VANCOUVER – Just one month after re-election, Prime Minister Stephen Harper has already broken an election promise, as his government today shut down a sewage prosecution in the same city where he vowed to crack down on environmental crime. The prosecution had alleged that the Iona sewage plant in Richmond, operated by Metro Vancouver and sanctioned by the Province of BC, was violating the federal Fisheries Act by sending toxic sewage into salmon-bearing coastal waters.

In 2006, environmental investigator Douglas Chapman, represented by Ecojustice (formerly Sierra Legal Defence Fund), tried to put an end to the pollution by launching a private prosecution against the Province of BC and Metro Vancouver on behalf of three environmental groups: T-Buck Suzuki Environmental Foundation, United Fishermen and Allied Workers’ Union and Georgia Strait Alliance.

But today, the federal government ordered the Provincial Court to end the prosecution. The federal lawyer declined to give any reasons for the order. The government’s order stands in stark contrast to Prime Minister Harper’s election campaign promise to crack down on environmental offenders, which he declared in Vancouver on September 24, 2008. At that time, Harper said “If you want a government that is tough on environmental crime, then you should re-elect a government that is tough on crime generally.”

Environmental groups say the federal government is being hypocritical. “I am disgusted that the federal government has ended this prosecution. What’s the point of the law?
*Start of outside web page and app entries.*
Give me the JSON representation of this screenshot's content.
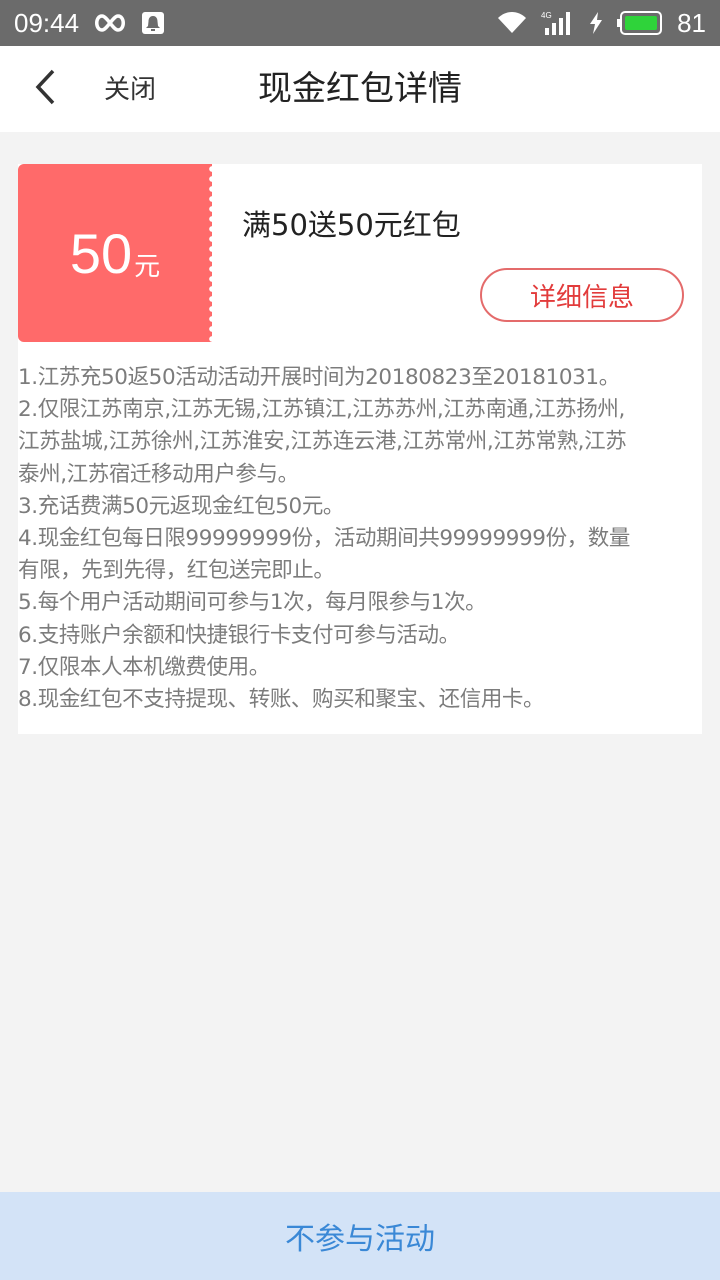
{
  "status_bar": {
    "time": "09:44",
    "battery_level": "81",
    "icons": [
      "infinity-icon",
      "notification-icon",
      "wifi-icon",
      "signal-4g-icon",
      "charging-icon",
      "battery-icon"
    ],
    "battery_color": "#2fd33a"
  },
  "header": {
    "back_icon": "chevron-left-icon",
    "close_label": "关闭",
    "title": "现金红包详情"
  },
  "coupon": {
    "amount": "50",
    "unit": "元",
    "title": "满50送50元红包",
    "detail_button": "详细信息",
    "color": "#ff6a6a"
  },
  "rules": [
    "1.江苏充50返50活动活动开展时间为20180823至20181031。",
    "2.仅限江苏南京,江苏无锡,江苏镇江,江苏苏州,江苏南通,江苏扬州,",
    "江苏盐城,江苏徐州,江苏淮安,江苏连云港,江苏常州,江苏常熟,江苏",
    "泰州,江苏宿迁移动用户参与。",
    "3.充话费满50元返现金红包50元。",
    "4.现金红包每日限99999999份，活动期间共99999999份，数量",
    "有限，先到先得，红包送完即止。",
    "5.每个用户活动期间可参与1次，每月限参与1次。",
    "6.支持账户余额和快捷银行卡支付可参与活动。",
    "7.仅限本人本机缴费使用。",
    "8.现金红包不支持提现、转账、购买和聚宝、还信用卡。"
  ],
  "bottom": {
    "label": "不参与活动"
  }
}
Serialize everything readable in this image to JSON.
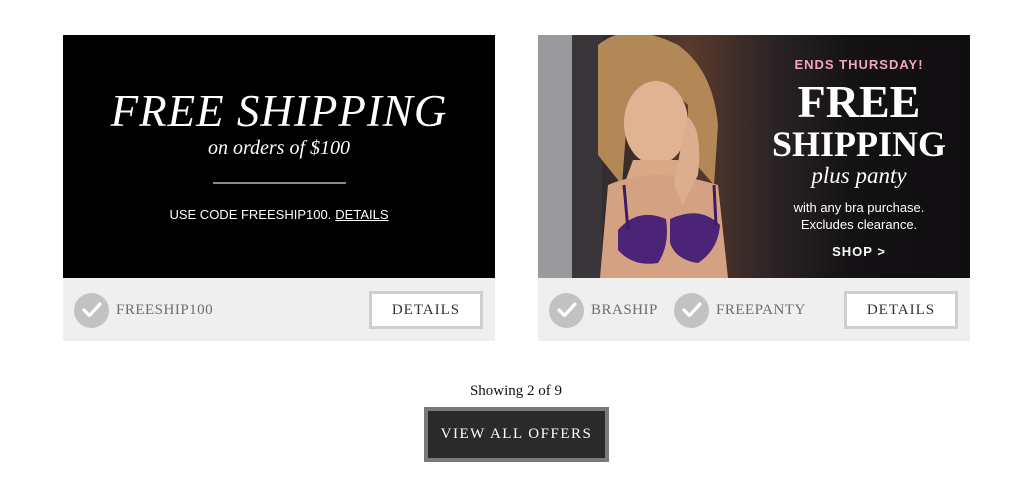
{
  "offers": [
    {
      "banner": {
        "title": "FREE SHIPPING",
        "subtitle": "on orders of $100",
        "code_text": "USE CODE FREESHIP100.",
        "details_link": "DETAILS"
      },
      "codes": [
        "FREESHIP100"
      ],
      "details_button": "DETAILS"
    },
    {
      "banner": {
        "ends": "ENDS THURSDAY!",
        "title_line1": "FREE",
        "title_line2": "SHIPPING",
        "subtitle": "plus panty",
        "line1": "with any bra purchase.",
        "line2": "Excludes clearance.",
        "shop": "SHOP >"
      },
      "codes": [
        "BRASHIP",
        "FREEPANTY"
      ],
      "details_button": "DETAILS"
    }
  ],
  "pagination": {
    "showing": "Showing 2 of 9"
  },
  "view_all_button": "VIEW ALL OFFERS",
  "icons": {
    "code_applied": "checkmark-icon"
  },
  "colors": {
    "accent_pink": "#f2a5bf",
    "button_dark": "#2a2a2a",
    "footer_gray": "#efefef"
  }
}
Polluters get off scot-free,” said Chapman.

Ecojustice staff lawyer Lara Tessaro explained that “the federal government should justify why it is shielding these big polluters from the Court.  Instead, it has refused to give the public any reasons.”

The primary treatment used at the Iona sewage treatment plant removes only 30 to 40 per cent of suspended solids and oxygen-depleting substances, and fails to remove the majority of heavy metals and persistent organic pollutants – like PCBs.  These heavy metals and chemicals bioaccumulate as they move up the food chain, harming salmon, killer whales and a myriad of other vulnerable coastal species.
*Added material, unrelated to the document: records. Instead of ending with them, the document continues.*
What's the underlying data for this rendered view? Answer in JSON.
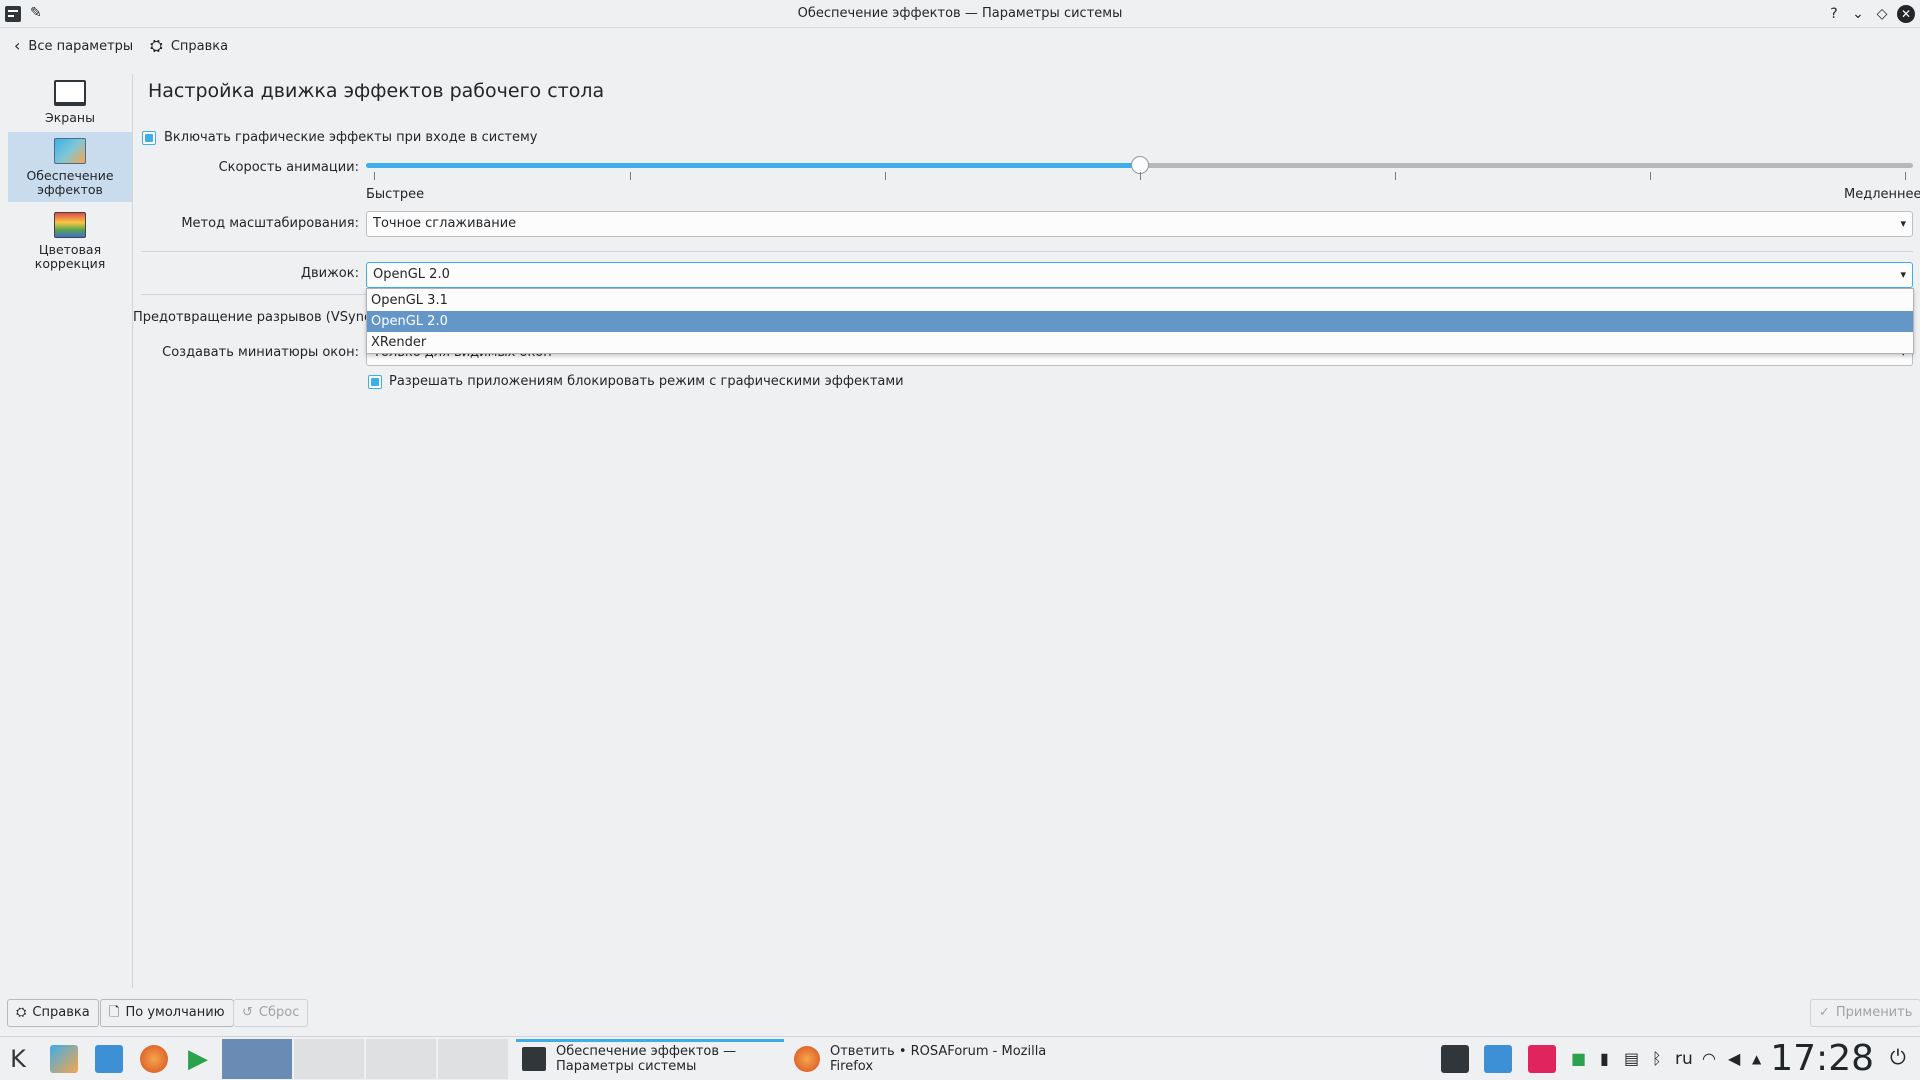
{
  "window": {
    "title": "Обеспечение эффектов — Параметры системы",
    "buttons": [
      "?",
      "⌄",
      "◇",
      "✕"
    ]
  },
  "toolbar": {
    "back_label": "Все параметры",
    "help_label": "Справка"
  },
  "sidebar": {
    "items": [
      {
        "label": "Экраны",
        "icon": "monitor-icon"
      },
      {
        "label": "Обеспечение эффектов",
        "icon": "effects-icon",
        "active": true
      },
      {
        "label": "Цветовая коррекция",
        "icon": "color-correction-icon"
      }
    ]
  },
  "main": {
    "title": "Настройка движка эффектов рабочего стола",
    "enable_effects_label": "Включать графические эффекты при входе в систему",
    "animation_speed_label": "Скорость анимации:",
    "animation_speed_value": 0.5,
    "faster_label": "Быстрее",
    "slower_label": "Медленнее",
    "scale_method_label": "Метод масштабирования:",
    "scale_method_value": "Точное сглаживание",
    "engine_label": "Движок:",
    "engine_value": "OpenGL 2.0",
    "engine_options": [
      "OpenGL 3.1",
      "OpenGL 2.0",
      "XRender"
    ],
    "vsync_label": "Предотвращение разрывов (VSync):",
    "thumbnails_label": "Создавать миниатюры окон:",
    "thumbnails_value": "Только для видимых окон",
    "allow_block_label": "Разрешать приложениям блокировать режим с графическими эффектами"
  },
  "bottom": {
    "help": "Справка",
    "defaults": "По умолчанию",
    "reset": "Сброс",
    "apply": "Применить"
  },
  "taskbar": {
    "tasks": [
      {
        "title": "Обеспечение эффектов —\nПараметры системы",
        "active": true
      },
      {
        "title": "Ответить • ROSAForum - Mozilla\nFirefox",
        "active": false
      }
    ],
    "language": "ru",
    "clock": "17:28"
  },
  "colors": {
    "accent": "#3daee9",
    "selection": "#6596c8",
    "background": "#eff0f1"
  }
}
“At a time when we’ve lost seven more of our Southern resident orcas, I’m appalled that the federal government isn’t willing to stop the pollution of their habitat” said Christianne Wilhelmson of Georgia Strait Alliance. “Sewage is one source of toxic contamination we can fix, but governments aren’t doing enough.”
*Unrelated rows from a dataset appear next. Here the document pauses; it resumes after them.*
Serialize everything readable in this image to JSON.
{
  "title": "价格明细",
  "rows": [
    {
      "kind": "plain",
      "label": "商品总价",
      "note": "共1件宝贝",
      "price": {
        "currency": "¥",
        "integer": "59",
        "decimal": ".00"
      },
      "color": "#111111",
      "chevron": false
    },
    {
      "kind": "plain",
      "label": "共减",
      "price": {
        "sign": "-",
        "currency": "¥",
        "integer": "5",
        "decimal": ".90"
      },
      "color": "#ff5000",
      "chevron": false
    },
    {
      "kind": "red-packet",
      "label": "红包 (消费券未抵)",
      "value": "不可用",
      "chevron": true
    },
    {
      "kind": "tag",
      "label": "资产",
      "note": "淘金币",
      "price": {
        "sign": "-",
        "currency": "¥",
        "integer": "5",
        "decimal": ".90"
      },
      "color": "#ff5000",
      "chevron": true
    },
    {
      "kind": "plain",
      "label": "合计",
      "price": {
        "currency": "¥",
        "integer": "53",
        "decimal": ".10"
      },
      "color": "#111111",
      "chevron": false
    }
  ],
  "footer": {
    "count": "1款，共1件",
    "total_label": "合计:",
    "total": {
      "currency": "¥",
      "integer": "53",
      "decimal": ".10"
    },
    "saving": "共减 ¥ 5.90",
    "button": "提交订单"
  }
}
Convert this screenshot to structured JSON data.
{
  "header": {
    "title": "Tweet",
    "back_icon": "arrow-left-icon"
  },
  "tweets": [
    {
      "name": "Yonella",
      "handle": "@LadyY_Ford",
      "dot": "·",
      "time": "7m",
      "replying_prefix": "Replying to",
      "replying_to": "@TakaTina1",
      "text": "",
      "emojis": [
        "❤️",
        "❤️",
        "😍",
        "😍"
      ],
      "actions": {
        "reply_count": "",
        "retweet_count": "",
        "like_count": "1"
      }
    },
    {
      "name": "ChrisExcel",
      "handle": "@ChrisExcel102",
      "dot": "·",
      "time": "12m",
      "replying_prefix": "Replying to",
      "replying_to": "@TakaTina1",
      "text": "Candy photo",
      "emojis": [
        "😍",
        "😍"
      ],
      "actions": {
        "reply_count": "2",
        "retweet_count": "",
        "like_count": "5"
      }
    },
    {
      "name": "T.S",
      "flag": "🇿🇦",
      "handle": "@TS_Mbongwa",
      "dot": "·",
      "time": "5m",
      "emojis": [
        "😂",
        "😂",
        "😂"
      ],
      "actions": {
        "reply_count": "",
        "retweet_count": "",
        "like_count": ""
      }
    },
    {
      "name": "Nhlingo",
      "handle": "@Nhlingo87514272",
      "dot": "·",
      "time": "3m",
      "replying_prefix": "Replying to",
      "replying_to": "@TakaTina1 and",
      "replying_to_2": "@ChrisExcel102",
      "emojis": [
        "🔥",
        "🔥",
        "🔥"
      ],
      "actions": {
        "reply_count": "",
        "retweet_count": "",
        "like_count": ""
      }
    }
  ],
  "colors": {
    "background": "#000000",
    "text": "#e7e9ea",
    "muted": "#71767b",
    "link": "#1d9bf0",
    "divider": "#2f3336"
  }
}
“The Iona sewage plant spews toxins straight into the path of a billion juvenile salmon heading out to sea,” said David Lane, executive director of T. Buck Suzuki Environmental Foundation. “Metro Vancouver must implement advanced, modern sewage treatment at Iona immediately.”

The four organizations now plan to focus their efforts on the upcoming public consultation on Metro Vancouver’s new Liquid Waste Management Plan, and continue to urge that it be strengthened.

And, of course, the sewage works at the south end of Lulu Island is also tipping only partially treated sewage into the South Arm of the Fraser, which is seeing record low salmon returns this year. And I still have to point out the “beach unsafe for swimming” signs to people who persist in wanting to paddle and swim at Garry Point.

Astronauts get given a piece of equipment that allows them to recycle their own urine as drinking water. Why we still think that dilution is the solution to pollution here defeats me

Written by Stephen Rees

November 20, 2008 at 11:36 am

A new video

with 7 comments

by Ryan Longoz, 2008 CMNS 482 Directed Study

Metro Vancouver has a long way to go before it can call itself a livable region. Why are we further committing ourselves to car orientation? Building roads just adds to the problem we’re trying to address, and just think of the transit service $3.9 billion could buy.

Driving, shopping, advertising, consumer culture, Hummers, sprawl, it’s all here. Our addiction to the status quo is quickly working against our needs for community, complete infrastructure, and efficient ways of getting around. What in the hell are we doing?

Thanks to everyone who lent their time and effort to help make this possible. Share this if you find it interesting, and feel free to embed.

Please comment! I appreciate your feedback.

…music by Caribou. Check them out: www.caribou.fm/

Written by Stephen Rees

April 17, 2008 at 8:15 am